Task to carry out.
Whenever a line in the records below contains "quis", pick it out.

Segment Start: Provided records

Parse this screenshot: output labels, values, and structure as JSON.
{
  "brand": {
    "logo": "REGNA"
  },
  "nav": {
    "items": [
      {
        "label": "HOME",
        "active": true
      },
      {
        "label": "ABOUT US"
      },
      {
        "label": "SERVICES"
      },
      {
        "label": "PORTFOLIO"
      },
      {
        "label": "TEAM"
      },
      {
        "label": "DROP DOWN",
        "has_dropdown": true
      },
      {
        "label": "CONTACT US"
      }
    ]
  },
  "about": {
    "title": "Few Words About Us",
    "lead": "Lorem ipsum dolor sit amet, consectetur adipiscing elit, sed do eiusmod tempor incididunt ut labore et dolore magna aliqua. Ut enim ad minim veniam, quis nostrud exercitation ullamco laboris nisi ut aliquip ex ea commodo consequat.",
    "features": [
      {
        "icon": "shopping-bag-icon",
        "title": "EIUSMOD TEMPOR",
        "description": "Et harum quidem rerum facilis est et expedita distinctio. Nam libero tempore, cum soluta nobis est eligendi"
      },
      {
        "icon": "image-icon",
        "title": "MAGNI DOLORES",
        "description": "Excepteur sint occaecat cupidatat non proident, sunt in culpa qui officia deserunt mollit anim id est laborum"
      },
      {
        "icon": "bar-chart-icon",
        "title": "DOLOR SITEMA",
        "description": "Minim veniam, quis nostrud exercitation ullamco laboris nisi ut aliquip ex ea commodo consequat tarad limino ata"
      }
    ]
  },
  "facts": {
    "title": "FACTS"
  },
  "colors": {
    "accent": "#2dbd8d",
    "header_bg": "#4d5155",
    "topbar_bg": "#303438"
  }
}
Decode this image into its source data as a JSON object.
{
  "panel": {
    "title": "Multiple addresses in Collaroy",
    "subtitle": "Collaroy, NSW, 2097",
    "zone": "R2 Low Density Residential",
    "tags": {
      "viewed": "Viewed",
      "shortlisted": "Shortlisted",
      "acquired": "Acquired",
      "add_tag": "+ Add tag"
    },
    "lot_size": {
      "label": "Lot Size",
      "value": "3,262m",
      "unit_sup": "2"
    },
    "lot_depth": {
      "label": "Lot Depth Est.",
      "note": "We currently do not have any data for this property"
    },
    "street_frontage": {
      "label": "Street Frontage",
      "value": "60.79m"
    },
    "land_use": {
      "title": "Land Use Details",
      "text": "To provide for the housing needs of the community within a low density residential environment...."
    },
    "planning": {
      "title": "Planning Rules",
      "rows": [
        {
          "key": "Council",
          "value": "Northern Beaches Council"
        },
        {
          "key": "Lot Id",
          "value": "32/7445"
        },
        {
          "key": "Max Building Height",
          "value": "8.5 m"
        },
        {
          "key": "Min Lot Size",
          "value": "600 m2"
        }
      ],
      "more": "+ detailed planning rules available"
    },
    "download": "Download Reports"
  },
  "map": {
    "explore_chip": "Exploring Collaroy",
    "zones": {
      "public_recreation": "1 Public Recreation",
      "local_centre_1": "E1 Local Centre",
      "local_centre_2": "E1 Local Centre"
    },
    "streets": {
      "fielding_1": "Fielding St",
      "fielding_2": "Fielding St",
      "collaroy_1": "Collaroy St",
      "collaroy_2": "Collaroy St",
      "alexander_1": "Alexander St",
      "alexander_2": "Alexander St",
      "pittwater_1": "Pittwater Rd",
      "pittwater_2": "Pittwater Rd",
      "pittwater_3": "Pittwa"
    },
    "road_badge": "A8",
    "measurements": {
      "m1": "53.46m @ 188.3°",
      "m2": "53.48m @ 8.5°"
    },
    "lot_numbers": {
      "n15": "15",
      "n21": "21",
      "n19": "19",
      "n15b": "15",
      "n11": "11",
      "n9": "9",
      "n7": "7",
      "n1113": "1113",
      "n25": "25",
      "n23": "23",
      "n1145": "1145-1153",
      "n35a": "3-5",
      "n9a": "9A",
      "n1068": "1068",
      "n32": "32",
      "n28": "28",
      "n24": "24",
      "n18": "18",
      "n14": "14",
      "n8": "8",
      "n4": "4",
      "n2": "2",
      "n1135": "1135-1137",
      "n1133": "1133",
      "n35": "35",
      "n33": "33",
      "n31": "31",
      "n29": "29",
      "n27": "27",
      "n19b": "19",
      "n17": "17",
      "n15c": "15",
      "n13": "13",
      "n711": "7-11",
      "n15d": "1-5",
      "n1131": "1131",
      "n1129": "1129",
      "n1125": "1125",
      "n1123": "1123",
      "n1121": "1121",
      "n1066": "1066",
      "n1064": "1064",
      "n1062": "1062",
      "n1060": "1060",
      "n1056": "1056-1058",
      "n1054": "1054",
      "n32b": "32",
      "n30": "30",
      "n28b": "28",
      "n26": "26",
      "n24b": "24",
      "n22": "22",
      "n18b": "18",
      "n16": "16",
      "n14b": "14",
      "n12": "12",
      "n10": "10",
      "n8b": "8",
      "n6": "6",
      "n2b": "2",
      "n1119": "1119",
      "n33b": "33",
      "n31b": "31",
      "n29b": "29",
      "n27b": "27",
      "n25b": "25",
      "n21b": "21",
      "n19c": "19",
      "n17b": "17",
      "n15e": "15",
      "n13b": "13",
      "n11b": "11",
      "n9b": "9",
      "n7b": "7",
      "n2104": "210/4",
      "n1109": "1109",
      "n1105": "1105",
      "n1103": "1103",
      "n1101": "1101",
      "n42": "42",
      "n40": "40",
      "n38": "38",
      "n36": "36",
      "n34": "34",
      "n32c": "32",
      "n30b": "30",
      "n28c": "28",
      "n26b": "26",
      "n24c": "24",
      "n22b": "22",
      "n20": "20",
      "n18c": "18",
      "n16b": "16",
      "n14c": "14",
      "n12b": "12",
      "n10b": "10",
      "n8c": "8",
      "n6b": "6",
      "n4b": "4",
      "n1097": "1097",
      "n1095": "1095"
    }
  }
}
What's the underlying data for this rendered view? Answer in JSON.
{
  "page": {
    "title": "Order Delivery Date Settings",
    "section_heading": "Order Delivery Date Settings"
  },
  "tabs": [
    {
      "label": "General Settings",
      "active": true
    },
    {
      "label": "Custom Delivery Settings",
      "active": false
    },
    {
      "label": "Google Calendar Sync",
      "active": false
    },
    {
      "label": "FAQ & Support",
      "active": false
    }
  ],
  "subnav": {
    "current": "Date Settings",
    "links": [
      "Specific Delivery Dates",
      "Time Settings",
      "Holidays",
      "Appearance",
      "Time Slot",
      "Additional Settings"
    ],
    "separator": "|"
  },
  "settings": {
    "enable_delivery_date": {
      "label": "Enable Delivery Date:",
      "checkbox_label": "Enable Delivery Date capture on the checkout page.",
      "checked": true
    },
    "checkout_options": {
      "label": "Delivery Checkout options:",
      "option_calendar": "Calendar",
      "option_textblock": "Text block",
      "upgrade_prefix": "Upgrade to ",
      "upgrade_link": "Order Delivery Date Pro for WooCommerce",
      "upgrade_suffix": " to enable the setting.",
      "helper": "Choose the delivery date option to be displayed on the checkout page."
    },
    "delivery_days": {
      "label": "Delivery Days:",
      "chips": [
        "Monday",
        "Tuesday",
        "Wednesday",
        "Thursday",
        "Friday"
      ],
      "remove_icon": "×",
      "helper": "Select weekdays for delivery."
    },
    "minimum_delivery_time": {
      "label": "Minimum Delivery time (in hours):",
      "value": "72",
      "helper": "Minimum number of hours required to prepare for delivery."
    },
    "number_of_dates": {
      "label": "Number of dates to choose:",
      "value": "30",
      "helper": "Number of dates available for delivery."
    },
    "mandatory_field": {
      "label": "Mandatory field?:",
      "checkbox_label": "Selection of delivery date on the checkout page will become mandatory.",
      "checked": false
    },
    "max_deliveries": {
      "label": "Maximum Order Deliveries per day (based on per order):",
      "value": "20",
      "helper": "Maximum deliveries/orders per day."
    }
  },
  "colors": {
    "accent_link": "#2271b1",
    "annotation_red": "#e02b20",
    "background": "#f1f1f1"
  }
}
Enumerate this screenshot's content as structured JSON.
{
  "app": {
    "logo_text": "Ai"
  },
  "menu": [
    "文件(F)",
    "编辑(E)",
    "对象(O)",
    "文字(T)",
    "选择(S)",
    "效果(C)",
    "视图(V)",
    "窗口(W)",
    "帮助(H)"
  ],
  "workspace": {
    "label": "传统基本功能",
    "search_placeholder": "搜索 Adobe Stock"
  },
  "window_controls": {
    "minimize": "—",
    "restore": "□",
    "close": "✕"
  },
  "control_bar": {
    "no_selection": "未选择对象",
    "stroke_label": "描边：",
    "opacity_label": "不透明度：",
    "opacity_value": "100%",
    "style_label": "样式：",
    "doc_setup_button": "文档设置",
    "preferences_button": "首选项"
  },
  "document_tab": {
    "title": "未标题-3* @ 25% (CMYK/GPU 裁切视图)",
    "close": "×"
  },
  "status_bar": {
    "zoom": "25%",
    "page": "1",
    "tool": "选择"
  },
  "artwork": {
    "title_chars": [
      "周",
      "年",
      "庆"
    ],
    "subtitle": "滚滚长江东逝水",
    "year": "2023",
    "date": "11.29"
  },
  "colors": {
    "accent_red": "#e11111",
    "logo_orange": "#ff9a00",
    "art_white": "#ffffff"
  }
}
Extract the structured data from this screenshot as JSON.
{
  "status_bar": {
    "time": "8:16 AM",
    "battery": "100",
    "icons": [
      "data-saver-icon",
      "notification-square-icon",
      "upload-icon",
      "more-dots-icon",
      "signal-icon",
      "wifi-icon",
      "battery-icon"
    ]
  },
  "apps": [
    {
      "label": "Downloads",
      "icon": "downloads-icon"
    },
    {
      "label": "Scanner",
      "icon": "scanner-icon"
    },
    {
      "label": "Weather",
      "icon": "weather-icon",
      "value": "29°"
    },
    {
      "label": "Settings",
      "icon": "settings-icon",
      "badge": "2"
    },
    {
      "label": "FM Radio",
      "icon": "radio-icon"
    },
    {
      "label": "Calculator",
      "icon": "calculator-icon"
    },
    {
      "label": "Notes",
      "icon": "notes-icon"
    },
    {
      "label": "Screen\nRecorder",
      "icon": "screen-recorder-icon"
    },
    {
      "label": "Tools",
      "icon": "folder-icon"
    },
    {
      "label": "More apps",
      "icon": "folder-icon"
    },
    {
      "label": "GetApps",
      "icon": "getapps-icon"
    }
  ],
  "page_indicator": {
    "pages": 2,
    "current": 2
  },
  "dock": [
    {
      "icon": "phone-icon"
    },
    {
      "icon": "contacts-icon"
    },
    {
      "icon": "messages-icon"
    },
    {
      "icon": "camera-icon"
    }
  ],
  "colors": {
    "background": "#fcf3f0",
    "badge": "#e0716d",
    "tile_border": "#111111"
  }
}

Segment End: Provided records

Exercise answer.
    "lead": "Lorem ipsum dolor sit amet, consectetur adipiscing elit, sed do eiusmod tempor incididunt ut labore et dolore magna aliqua. Ut enim ad minim veniam, quis nostrud exercitation ullamco laboris nisi ut aliquip ex ea commodo consequat.",
        "description": "Minim veniam, quis nostrud exercitation ullamco laboris nisi ut aliquip ex ea commodo consequat tarad limino ata"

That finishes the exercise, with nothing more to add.